Well, top notch might be a bit of a reach, but Vin is most certainly worth the visit. Cute and cozy in size, it feels like something you might stumble upon on one of Paris’ cobbled backstreets. The waiters are authentically French, without being authentically rude, which is also a nice plus. And as for the menu, it’s very reasonably priced (rare in New York), but it’s also very catered toward smaller bites to be enjoyed along side a glass of wine, so if you’re craving a feast you will be sorely disappointed. The food, however, will not disappoint.

Classics like French onion soup, nicoise salad and tart tatin were all very strong. As good or better than many of its peers in the city.

Another strong dish was the duck tartine with marmalade. So tres bon (very good) it was enough to make Paddington Bear swoon for a nibble.

The only miss were the oysters of all things. One was served chipped, with bits of shell all over the mollusk and another tasted VERY fishy, which is a big no-no in oyster land.
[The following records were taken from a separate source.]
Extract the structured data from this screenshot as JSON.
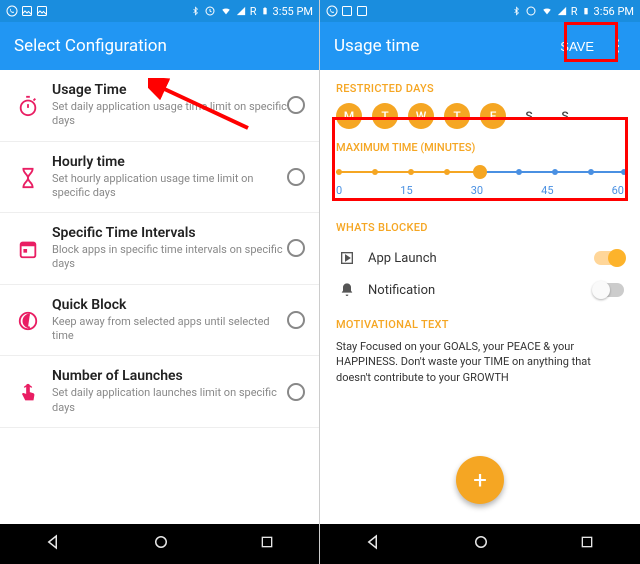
{
  "statusbar_left": {
    "time_l": "3:55 PM",
    "time_r": "3:56 PM",
    "net": "R"
  },
  "left": {
    "appbar_title": "Select Configuration",
    "items": [
      {
        "title": "Usage Time",
        "sub": "Set daily application usage time limit on specific days"
      },
      {
        "title": "Hourly time",
        "sub": "Set hourly application usage time limit on specific days"
      },
      {
        "title": "Specific Time Intervals",
        "sub": "Block apps in specific time intervals on specific days"
      },
      {
        "title": "Quick Block",
        "sub": "Keep away from selected apps until selected time"
      },
      {
        "title": "Number of Launches",
        "sub": "Set daily application launches limit on specific days"
      }
    ]
  },
  "right": {
    "appbar_title": "Usage time",
    "save": "SAVE",
    "restricted_header": "RESTRICTED DAYS",
    "days": [
      "M",
      "T",
      "W",
      "T",
      "F",
      "S",
      "S"
    ],
    "max_header": "MAXIMUM TIME (MINUTES)",
    "slider_labels": [
      "0",
      "15",
      "30",
      "45",
      "60"
    ],
    "slider_value": 30,
    "whats_header": "WHATS BLOCKED",
    "blocked": [
      {
        "label": "App Launch",
        "on": true
      },
      {
        "label": "Notification",
        "on": false
      }
    ],
    "mot_header": "MOTIVATIONAL TEXT",
    "mot_body": "Stay Focused on your GOALS, your PEACE & your HAPPINESS. Don't waste your TIME on anything that doesn't contribute to your GROWTH"
  }
}
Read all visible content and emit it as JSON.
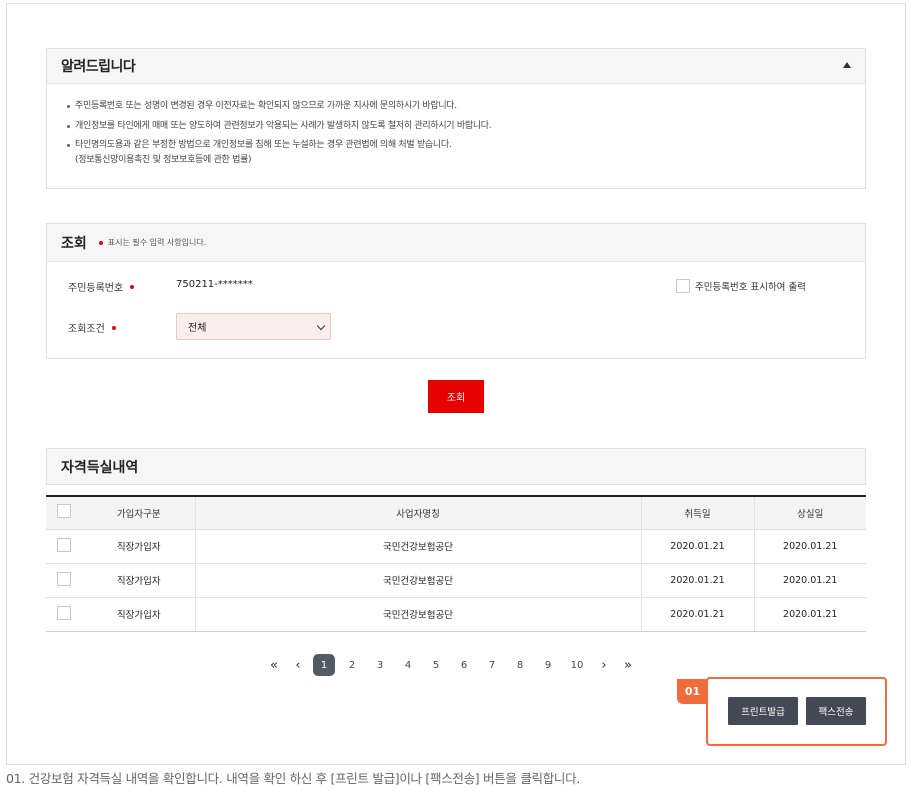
{
  "notice": {
    "title": "알려드립니다",
    "lines": [
      "주민등록번호 또는 성명이 변경된 경우 이전자료는 확인되지 않으므로 가까운 지사에 문의하시기 바랍니다.",
      "개인정보를 타인에게 매매 또는 양도하여 관련정보가 악용되는 사례가 발생하지 않도록 철저히 관리하시기 바랍니다.",
      "타인명의도용과 같은 부정한 방법으로 개인정보를 침해 또는 누설하는 경우 관련법에 의해 처벌 받습니다."
    ],
    "sub_line": "(정보통신망이용촉진 및 정보보호등에 관한 법률)"
  },
  "search": {
    "title": "조회",
    "hint": "표시는 필수 입력 사항입니다.",
    "ssn_label": "주민등록번호",
    "ssn_value": "750211-*******",
    "show_ssn_label": "주민등록번호 표시하여 출력",
    "condition_label": "조회조건",
    "condition_value": "전체",
    "query_button": "조회"
  },
  "history": {
    "title": "자격득실내역",
    "columns": [
      "가입자구분",
      "사업자명칭",
      "취득일",
      "상실일"
    ],
    "rows": [
      {
        "type": "직장가입자",
        "name": "국민건강보험공단",
        "acquired": "2020.01.21",
        "lost": "2020.01.21"
      },
      {
        "type": "직장가입자",
        "name": "국민건강보험공단",
        "acquired": "2020.01.21",
        "lost": "2020.01.21"
      },
      {
        "type": "직장가입자",
        "name": "국민건강보험공단",
        "acquired": "2020.01.21",
        "lost": "2020.01.21"
      }
    ]
  },
  "pagination": {
    "first": "«",
    "prev": "‹",
    "pages": [
      "1",
      "2",
      "3",
      "4",
      "5",
      "6",
      "7",
      "8",
      "9",
      "10"
    ],
    "current": "1",
    "next": "›",
    "last": "»"
  },
  "actions": {
    "step_tag": "01",
    "print_button": "프린트발급",
    "fax_button": "팩스전송"
  },
  "caption": "01. 건강보험 자격득실 내역을 확인합니다. 내역을 확인 하신 후 [프린트 발급]이나 [팩스전송] 버튼을 클릭합니다.",
  "colors": {
    "accent_red": "#e60000",
    "highlight_orange": "#f26b3a",
    "dark_button": "#434a56"
  },
  "icons": {
    "collapse": "chevron-up-icon",
    "select": "chevron-down-icon"
  }
}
Fortunately I didn’t get sick. Won’t being risking it again here, especially when you’ve got L&W Oyster CO. right around the corner serving up dreams on the half-shell. But oysters aside, Vin is still a win.

3 teeth